The Startup Lab is about accessibility — making behavioral economics findings readily available and quickly actionable for entrepreneurs. The incubator was born out of a need to better connect product designers with the wealth of academic research in social science. To achieve this, we’ve developed an iterative process that leads our startups through behavior mapping, exploring literature, conducting experiments, and implementing findings. The Startup Lab exposes startups to existing research, encourages them to explore, then teaches them how to apply the findings to create products in line with the natural operation of humans.
The Startup Lab Process
“Too often, designers forget to find the library.” –Dan Ariely
Exploring the “library” of existing research is the first thing we teach entrepreneurs how to do. We want them to filter their ideas through the lens of behavioral research so they can build solutions from an understanding of how people make decisions.
But we don’t leave them to decipher the academic literature alone. We provide a framework for how to interpret and leverage research in the context of their business. Our approach to applying BE to tech solutions is an iterative cycle that uses existing literature and our behavior mapping process to inform experimentation, which in turn informs which changes to implement into the product. Let’s look at the components of this cycle:
- Behavior Mapping: Identify Problems and Brainstorm Solutions
Behavior mapping is a way for entrepreneurs to get familiar with the motivations and environments of their users. We use this as an identification tool. We lay out the customer’s journey (including each step of using a tech product, though the product is just one part of the process we are trying to understand) so we can articulate our goals for the user and focus in on problem areas.
What is the key behavior we’re attempting to influence? What are the biggest barriers to this behavior? Where in the customer’s journey do we need to intervene to help them complete that key behavior?
- Look to the Literature
There is a large body of academic research ready to inform the behavioral problems and solutions that vex many startups. Yet products are often designed without the help of social science or scientific rigor, and later fail to attract adoption or deliver on their promises when used by people.
Behavior mapping uncovers barriers to positive behavior so that we can identify potential behavioral interventions. But we always circle back to the literature to answer these questions:
Have other researchers tested similar interventions before? In what context? Can we apply aspects of what they did to experiment here?
In essence, we’re learning from those who have gone before us, having tried similar solutions in similar contexts. We then want to build on those solutions through new experimentation.
We use original research to fill in the gaps that the literature doesn’t yet cover.
Beyond learning from existing research, we aim to bridge the gap between where academic papers leave off and real world application begins. Our ultimate approach to applying research to startup products is collaborative, original research.

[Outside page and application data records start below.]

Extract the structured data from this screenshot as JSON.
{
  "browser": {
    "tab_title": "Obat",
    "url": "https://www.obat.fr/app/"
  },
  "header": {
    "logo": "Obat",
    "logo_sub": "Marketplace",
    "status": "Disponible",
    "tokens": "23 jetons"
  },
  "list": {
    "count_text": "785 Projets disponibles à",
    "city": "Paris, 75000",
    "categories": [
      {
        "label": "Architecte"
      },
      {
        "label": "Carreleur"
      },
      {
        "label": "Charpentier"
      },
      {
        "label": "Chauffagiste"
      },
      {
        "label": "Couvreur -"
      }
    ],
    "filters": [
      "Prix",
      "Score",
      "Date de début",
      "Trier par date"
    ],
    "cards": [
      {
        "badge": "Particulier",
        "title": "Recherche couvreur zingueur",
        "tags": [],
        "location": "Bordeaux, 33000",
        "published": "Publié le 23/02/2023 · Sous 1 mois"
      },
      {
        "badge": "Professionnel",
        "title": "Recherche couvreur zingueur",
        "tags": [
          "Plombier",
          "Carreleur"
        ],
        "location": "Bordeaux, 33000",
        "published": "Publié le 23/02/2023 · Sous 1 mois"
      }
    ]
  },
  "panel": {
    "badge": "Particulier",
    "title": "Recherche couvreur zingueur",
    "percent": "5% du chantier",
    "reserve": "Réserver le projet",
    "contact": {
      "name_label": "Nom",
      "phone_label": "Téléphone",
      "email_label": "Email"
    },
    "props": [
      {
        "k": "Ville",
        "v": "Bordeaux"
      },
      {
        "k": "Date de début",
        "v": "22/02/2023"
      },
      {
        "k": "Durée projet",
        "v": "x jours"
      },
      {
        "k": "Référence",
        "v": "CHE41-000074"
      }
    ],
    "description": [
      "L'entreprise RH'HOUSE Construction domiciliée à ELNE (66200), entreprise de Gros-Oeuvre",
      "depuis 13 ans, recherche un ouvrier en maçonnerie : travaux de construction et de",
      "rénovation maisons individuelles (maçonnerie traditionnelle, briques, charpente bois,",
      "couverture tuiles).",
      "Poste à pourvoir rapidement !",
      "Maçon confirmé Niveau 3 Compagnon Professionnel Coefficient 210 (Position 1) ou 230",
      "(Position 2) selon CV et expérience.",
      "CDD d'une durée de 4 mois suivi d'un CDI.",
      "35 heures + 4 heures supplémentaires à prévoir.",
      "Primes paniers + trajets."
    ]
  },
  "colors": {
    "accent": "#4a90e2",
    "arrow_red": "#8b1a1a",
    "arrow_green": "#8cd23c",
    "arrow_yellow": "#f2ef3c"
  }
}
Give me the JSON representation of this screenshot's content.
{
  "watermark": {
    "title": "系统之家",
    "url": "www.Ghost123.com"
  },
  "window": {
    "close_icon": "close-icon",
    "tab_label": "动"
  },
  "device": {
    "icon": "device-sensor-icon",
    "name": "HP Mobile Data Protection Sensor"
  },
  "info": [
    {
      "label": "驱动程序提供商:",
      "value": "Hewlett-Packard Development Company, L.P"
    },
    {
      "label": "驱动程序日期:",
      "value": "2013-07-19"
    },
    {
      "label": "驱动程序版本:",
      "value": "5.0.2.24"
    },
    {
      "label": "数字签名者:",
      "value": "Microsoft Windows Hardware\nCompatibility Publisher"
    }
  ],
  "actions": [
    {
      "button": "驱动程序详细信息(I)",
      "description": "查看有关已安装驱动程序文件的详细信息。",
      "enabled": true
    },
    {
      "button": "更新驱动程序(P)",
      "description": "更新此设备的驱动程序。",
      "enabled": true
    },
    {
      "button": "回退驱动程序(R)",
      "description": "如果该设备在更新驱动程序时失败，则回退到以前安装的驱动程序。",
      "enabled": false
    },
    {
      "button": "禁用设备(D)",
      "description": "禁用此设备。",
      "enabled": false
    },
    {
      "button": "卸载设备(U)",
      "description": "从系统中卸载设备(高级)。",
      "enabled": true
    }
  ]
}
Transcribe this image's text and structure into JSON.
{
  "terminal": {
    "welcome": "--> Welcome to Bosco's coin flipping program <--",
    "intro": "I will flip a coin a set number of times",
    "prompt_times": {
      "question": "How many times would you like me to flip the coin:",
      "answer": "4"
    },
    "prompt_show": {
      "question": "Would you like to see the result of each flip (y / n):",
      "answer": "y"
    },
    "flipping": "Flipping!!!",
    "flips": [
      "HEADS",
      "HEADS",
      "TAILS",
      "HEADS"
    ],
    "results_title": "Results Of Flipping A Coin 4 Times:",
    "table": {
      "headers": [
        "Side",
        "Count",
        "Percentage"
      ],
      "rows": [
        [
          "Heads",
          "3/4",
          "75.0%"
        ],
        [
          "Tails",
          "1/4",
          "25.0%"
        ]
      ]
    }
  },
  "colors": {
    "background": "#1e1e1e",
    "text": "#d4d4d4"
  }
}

- Implement Findings
Once we’ve collected and analyzed the data from an experiment, we can determine if the intervention we tested was successful in effectively influencing the positive behavior we set out to influence. Before collecting data, we determined how effective an intervention must be in order to move forward in implementing it into the product. If it meets pre-set standards, we deem it worthwhile and integrate the change to create a more effective product.
Entrepreneurs and Experimentation
The Startup Lab creates the environment — the time, space, and resources — for entrepreneurs to think, explore, and learn about behavioral economics. Startups are pointed towards relevant reading, provided with an infrastructure to soak up resources and learning, and surrounded with researchers ready to talk about interesting problems and hypothesize solutions.
Collaboration happens when people share space. Innovation happens when collaboration spurs original research.
We equip entrepreneurs with the right tools and people to execute original research. Experimentation provides evidence-based insight into what really works. Experiments don’t have to take an intimidating amount of time, effort, and resources. It’s better to create a process of iteration, where we fail with the intent to learn. The goal is to pinpoint what works and constantly create opportunities to fail forward.
P.S. We like to make rigorous experimentation accessible to a broad range of companies. Our Experimenting in Business series provides tools and guidance for using research to make smarter business decisions. Our first post is about beginning your experimentation process with the end in mind: Read here.
The Startup Lab supports problem-solvers by making behavioral economics findings accessible and applicable.
Are you insatiably curious about what drives decisions, shapes motivation, and influences behavior? Does your startup’s success hinge on the ability to affect positive behavior change that helps people live happier, healthier, and wealthier lives?
Apply for the October 2017-June 2018 Startup Lab program by June 30th at 5pm EST. Apply Now.